--- INFORMATION ---
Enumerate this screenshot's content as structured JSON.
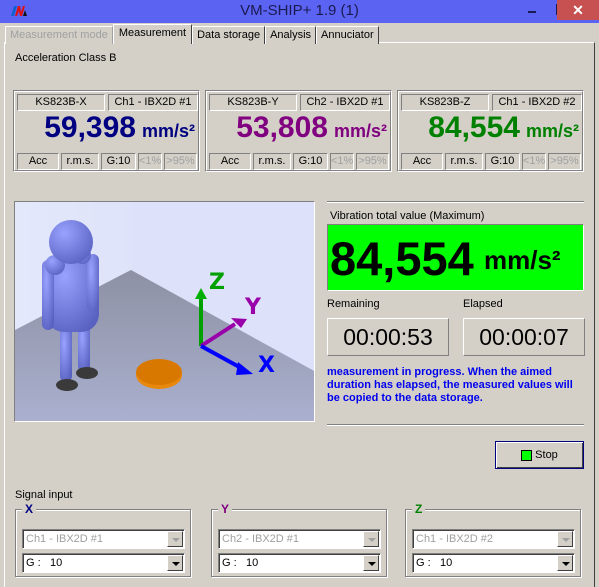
{
  "window": {
    "title": "VM-SHIP+ 1.9 (1)",
    "logo": "VM",
    "controls": {
      "minimize": "–",
      "maximize": "□",
      "close": "✕"
    }
  },
  "tabs": [
    {
      "label": "Measurement mode",
      "state": "disabled"
    },
    {
      "label": "Measurement",
      "state": "active"
    },
    {
      "label": "Data storage",
      "state": "normal"
    },
    {
      "label": "Analysis",
      "state": "normal"
    },
    {
      "label": "Annuciator",
      "state": "normal"
    }
  ],
  "class_label": "Acceleration Class B",
  "sensors": [
    {
      "name": "KS823B-X",
      "channel": "Ch1 - IBX2D #1",
      "value": "59,398",
      "unit": "mm/s²",
      "color": "#000080",
      "type": "Acc",
      "mode": "r.m.s.",
      "gain": "G:10",
      "low": "<1%",
      "high": ">95%"
    },
    {
      "name": "KS823B-Y",
      "channel": "Ch2 - IBX2D #1",
      "value": "53,808",
      "unit": "mm/s²",
      "color": "#800080",
      "type": "Acc",
      "mode": "r.m.s.",
      "gain": "G:10",
      "low": "<1%",
      "high": ">95%"
    },
    {
      "name": "KS823B-Z",
      "channel": "Ch1 - IBX2D #2",
      "value": "84,554",
      "unit": "mm/s²",
      "color": "#008000",
      "type": "Acc",
      "mode": "r.m.s.",
      "gain": "G:10",
      "low": "<1%",
      "high": ">95%"
    }
  ],
  "scene": {
    "axis_labels": {
      "x": "X",
      "y": "Y",
      "z": "Z"
    },
    "axis_colors": {
      "x": "#0000ff",
      "y": "#9900aa",
      "z": "#00a000"
    }
  },
  "total": {
    "label": "Vibration total value (Maximum)",
    "value": "84,554",
    "unit": "mm/s²",
    "bg_color": "#00ff00"
  },
  "timers": {
    "remaining_label": "Remaining",
    "remaining": "00:00:53",
    "elapsed_label": "Elapsed",
    "elapsed": "00:00:07"
  },
  "status_message": "measurement in progress. When the aimed duration has elapsed, the measured values will be copied to the data storage.",
  "stop_button": {
    "label": "Stop",
    "led_color": "#00ff00"
  },
  "signal_input": {
    "label": "Signal input",
    "groups": [
      {
        "axis": "X",
        "color": "#000080",
        "channel": "Ch1 - IBX2D #1",
        "gain_label": "G :",
        "gain": "10"
      },
      {
        "axis": "Y",
        "color": "#800080",
        "channel": "Ch2 - IBX2D #1",
        "gain_label": "G :",
        "gain": "10"
      },
      {
        "axis": "Z",
        "color": "#008000",
        "channel": "Ch1 - IBX2D #2",
        "gain_label": "G :",
        "gain": "10"
      }
    ]
  }
}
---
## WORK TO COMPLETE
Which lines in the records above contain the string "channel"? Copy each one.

## WRITTEN SOLUTION
      "channel": "Ch1 - IBX2D #1",
      "channel": "Ch2 - IBX2D #1",
      "channel": "Ch1 - IBX2D #2",
        "channel": "Ch1 - IBX2D #1",
        "channel": "Ch2 - IBX2D #1",
        "channel": "Ch1 - IBX2D #2",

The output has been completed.